### What needs to be done:
Go through the listing below and list every line with "initial".

### Data provided:
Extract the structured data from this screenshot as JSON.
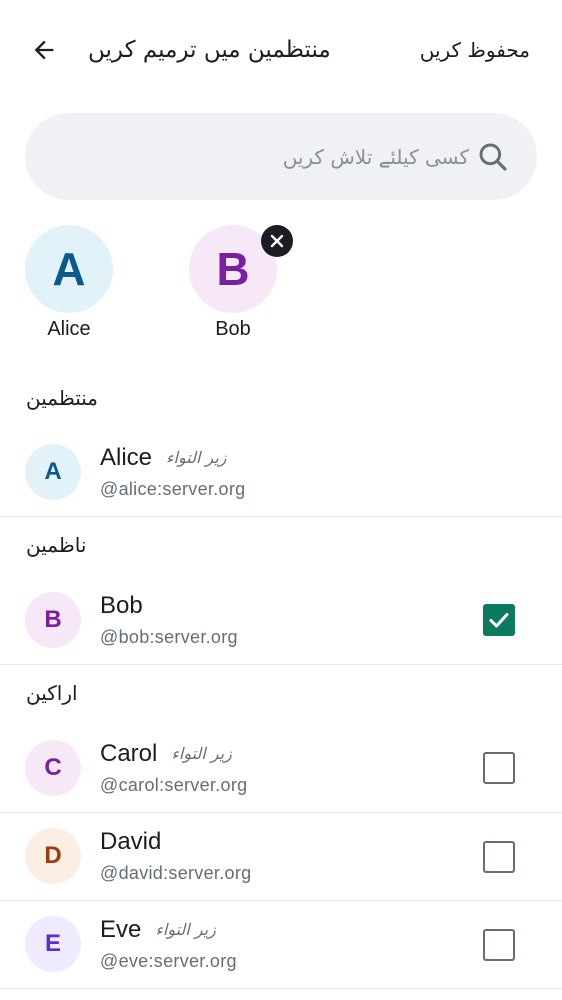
{
  "header": {
    "title": "منتظمین میں ترمیم کریں",
    "save_label": "محفوظ کریں"
  },
  "search": {
    "placeholder": "کسی کیلئے تلاش کریں",
    "value": ""
  },
  "selected_chips": [
    {
      "initial": "A",
      "name": "Alice",
      "removable": false,
      "color": "#0a5a8c",
      "bg": "#e1f3f8"
    },
    {
      "initial": "B",
      "name": "Bob",
      "removable": true,
      "color": "#7b1fa2",
      "bg": "#f7e8f8"
    }
  ],
  "sections": {
    "admins": {
      "label": "منتظمین"
    },
    "moderators": {
      "label": "ناظمین"
    },
    "members": {
      "label": "اراکین"
    }
  },
  "pending_label": "زیر التواء",
  "users": [
    {
      "initial": "A",
      "name": "Alice",
      "id": "@alice:server.org",
      "pending": true,
      "checkbox": "none",
      "color": "#0a5a8c",
      "bg": "#e1f3f8"
    },
    {
      "initial": "B",
      "name": "Bob",
      "id": "@bob:server.org",
      "pending": false,
      "checkbox": "checked",
      "color": "#7b1fa2",
      "bg": "#f7e8f8"
    },
    {
      "initial": "C",
      "name": "Carol",
      "id": "@carol:server.org",
      "pending": true,
      "checkbox": "unchecked",
      "color": "#7b1fa2",
      "bg": "#f7e8f8"
    },
    {
      "initial": "D",
      "name": "David",
      "id": "@david:server.org",
      "pending": false,
      "checkbox": "unchecked",
      "color": "#a13a10",
      "bg": "#fdeee4"
    },
    {
      "initial": "E",
      "name": "Eve",
      "id": "@eve:server.org",
      "pending": true,
      "checkbox": "unchecked",
      "color": "#5b2fc9",
      "bg": "#efeafd"
    }
  ],
  "colors": {
    "accent": "#0b7a5f",
    "search_bg": "#eff1f4",
    "divider": "#e3e6ea"
  }
}
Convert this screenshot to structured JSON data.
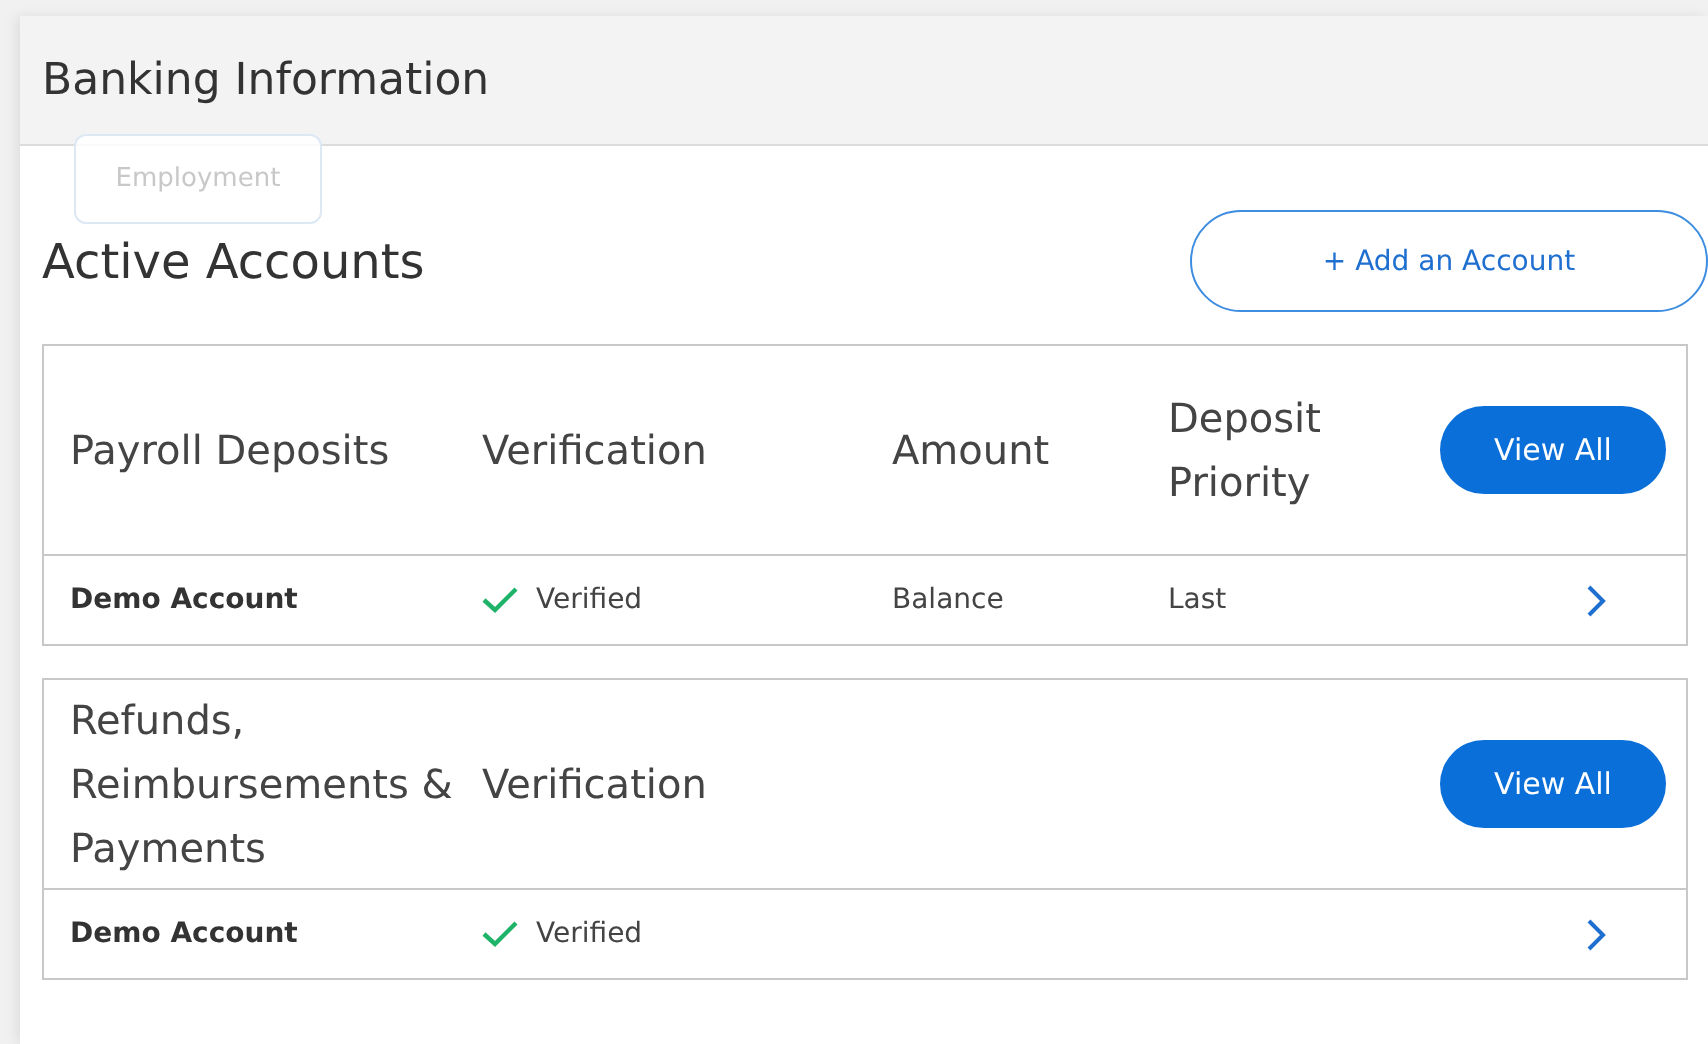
{
  "header": {
    "title": "Banking Information"
  },
  "tooltip": {
    "text": "Employment"
  },
  "heading": "Active Accounts",
  "add_button": "+ Add an Account",
  "sections": [
    {
      "columns": [
        "Payroll Deposits",
        "Verification",
        "Amount",
        "Deposit Priority"
      ],
      "button": "View All",
      "rows": [
        {
          "name": "Demo Account",
          "verification": "Verified",
          "verified": true,
          "amount": "Balance",
          "priority": "Last"
        }
      ]
    },
    {
      "columns": [
        "Refunds, Reimbursements & Payments",
        "Verification"
      ],
      "button": "View All",
      "rows": [
        {
          "name": "Demo Account",
          "verification": "Verified",
          "verified": true
        }
      ]
    }
  ]
}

### Exercise solution:
      "initial": "A",
      "initial": "B",
      "initial": "A",
      "initial": "B",
      "initial": "C",
      "initial": "D",
      "initial": "E",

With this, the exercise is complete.